For a list of the verses supposedly added by modern Bible translations, see: List of New Testament verses not included in modern English translations.
That’s not what modern translators have. The oldest surviving NT manuscript of the entire NT is Codex Sinaiticus:
Codex Sinaiticus is one of the most important books in the world. Handwritten well over 1600 years ago, the manuscript contains the Christian Bible in Greek, including the oldest complete copy of the New Testament. Its heavily corrected text is of outstanding importance for the history of the Bible and the manuscript – the oldest substantial book to survive Antiquity – is of supreme importance for the history of the book (Codex Sinaiticus).
It includes many variants (like typos) when compared with other early MSS but the variants do not change any major Bible doctrines.
7. Works consulted
Grudem, W 1994. Systematic theology. Grand Rapids, Michigan: Zondervan Publishing House.

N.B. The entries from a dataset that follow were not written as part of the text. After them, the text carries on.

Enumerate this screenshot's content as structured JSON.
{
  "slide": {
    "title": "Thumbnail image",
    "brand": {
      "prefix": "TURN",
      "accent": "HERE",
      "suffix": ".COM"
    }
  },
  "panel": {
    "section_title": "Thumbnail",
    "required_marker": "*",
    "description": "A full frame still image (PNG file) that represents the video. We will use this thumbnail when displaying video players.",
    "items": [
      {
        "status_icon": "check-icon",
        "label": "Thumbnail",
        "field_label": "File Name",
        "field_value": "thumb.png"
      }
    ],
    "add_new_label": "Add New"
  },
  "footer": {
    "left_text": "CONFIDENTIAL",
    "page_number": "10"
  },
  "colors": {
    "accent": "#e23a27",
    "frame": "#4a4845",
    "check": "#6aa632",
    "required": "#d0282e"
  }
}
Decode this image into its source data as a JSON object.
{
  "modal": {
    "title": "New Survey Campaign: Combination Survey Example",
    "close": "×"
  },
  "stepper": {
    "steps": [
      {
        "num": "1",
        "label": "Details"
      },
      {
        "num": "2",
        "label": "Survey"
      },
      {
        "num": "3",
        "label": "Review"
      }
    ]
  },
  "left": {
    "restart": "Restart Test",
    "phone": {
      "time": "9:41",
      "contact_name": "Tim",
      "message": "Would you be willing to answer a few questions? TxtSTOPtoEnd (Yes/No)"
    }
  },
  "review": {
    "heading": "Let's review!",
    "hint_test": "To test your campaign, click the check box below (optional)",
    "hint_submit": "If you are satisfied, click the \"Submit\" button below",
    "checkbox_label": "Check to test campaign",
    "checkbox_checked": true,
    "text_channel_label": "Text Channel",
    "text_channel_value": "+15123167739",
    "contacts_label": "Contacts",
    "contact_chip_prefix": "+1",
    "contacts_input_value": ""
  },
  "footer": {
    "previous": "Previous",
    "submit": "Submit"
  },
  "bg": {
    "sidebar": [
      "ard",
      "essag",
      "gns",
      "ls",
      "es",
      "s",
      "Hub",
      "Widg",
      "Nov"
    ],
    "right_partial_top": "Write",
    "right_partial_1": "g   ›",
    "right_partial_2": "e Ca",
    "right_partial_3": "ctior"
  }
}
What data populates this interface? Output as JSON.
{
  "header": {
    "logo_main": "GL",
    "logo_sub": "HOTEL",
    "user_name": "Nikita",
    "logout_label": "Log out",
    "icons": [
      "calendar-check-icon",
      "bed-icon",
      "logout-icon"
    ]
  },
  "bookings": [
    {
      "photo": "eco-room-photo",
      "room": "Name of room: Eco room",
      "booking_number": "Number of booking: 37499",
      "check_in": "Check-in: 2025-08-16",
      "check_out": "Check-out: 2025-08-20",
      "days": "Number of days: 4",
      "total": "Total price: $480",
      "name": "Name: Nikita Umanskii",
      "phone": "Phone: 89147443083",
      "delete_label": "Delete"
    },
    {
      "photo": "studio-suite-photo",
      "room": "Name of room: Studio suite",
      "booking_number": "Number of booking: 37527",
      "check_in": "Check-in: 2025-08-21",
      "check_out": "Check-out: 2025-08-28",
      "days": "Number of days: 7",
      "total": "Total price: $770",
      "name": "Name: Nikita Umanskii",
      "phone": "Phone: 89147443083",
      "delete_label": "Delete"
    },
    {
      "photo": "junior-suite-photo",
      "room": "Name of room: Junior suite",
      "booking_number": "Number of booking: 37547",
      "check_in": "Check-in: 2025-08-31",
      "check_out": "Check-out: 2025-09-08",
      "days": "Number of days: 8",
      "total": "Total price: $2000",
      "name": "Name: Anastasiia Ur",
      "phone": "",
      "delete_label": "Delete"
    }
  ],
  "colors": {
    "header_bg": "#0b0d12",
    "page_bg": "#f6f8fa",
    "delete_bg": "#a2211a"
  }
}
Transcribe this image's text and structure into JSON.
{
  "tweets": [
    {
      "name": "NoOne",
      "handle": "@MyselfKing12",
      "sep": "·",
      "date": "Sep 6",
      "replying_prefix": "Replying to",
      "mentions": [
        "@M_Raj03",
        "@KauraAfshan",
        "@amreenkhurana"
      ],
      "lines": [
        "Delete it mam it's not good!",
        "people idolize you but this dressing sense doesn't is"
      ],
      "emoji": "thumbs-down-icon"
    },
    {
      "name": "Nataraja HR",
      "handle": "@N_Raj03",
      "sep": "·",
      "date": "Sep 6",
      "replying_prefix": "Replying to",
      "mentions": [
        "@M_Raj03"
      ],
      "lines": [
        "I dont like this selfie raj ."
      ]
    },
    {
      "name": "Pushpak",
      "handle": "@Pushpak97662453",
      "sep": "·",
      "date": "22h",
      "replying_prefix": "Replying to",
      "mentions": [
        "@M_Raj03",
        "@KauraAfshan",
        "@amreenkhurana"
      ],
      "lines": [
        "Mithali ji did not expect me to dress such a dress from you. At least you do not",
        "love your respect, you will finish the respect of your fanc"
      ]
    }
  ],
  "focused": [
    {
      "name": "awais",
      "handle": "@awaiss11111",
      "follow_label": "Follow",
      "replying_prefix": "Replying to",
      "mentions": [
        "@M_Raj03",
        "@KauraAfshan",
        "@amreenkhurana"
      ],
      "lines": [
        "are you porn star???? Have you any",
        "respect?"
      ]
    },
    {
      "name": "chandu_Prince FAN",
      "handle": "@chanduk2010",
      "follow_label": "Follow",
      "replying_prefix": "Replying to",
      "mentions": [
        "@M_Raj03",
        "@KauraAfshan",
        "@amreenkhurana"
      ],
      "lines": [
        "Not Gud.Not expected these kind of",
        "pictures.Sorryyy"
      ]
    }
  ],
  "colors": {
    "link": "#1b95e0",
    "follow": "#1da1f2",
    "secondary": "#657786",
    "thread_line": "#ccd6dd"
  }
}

 This is the Bible, translated by John Wycliffe from the Latin Vulgate in the 1380s, Matt 1:23. Available at: https://en.wikisource.org/wiki/Bible_(Early_Wycliffe)/Ma%C3%BEeu#Capitulum_I (Accessed 25 December 2017). At this stage in Bible format, there were chapter divisions but no verse divisions in the English Bible.
The first English New Testament to use the verse divisions was a 1557 translation by William Whittingham (c. 1524–1579). The first Bible in English to use both chapters and verses was the Geneva Bible published shortly afterwards in 1560. These verse divisions soon gained acceptance as a standard way to notate verses, and have since been used in nearly all English Bibles and the vast majority of those in other languages (Wikipedia 2017. Chapters and verses of the Bible. Available at: https://en.wikipedia.org/wiki/Chapters_and_verses_of_the_Bible#cite_ref-5 (Accessed 25 December2017).
 Christian Forums.com 2017. Proving evolution is just a theory. OzSpen#6099. Available at: https://www.christianforums.com/threads/proving-evolution-as-just-a-theory.8028023/page-305 (Accessed 23 December 2017).
 Ibid., Aman777#6145. He wrote the KJV quotes in blue font.
 This was the phrase of Aman777 in ibid., #6145.
 Logically Fallacious (2017. s v red herring). Available at: https://www.logicallyfallacious.com/tools/lp/Bo/LogicalFallacies/150/Red_Herring (Accessed 23 December 2017).
 Grudem notes, ‘In at least two cases, 1 Tim. 5:18 and 2 Peter 3:16, graphe also includes some of the New Testament writings along with the Old Testament writings that it is referring to’ (Grudem 1984:74, n. 4).
Copyright © 2019 Spencer D. Gear. This document last updated at Date: 15 September 2019.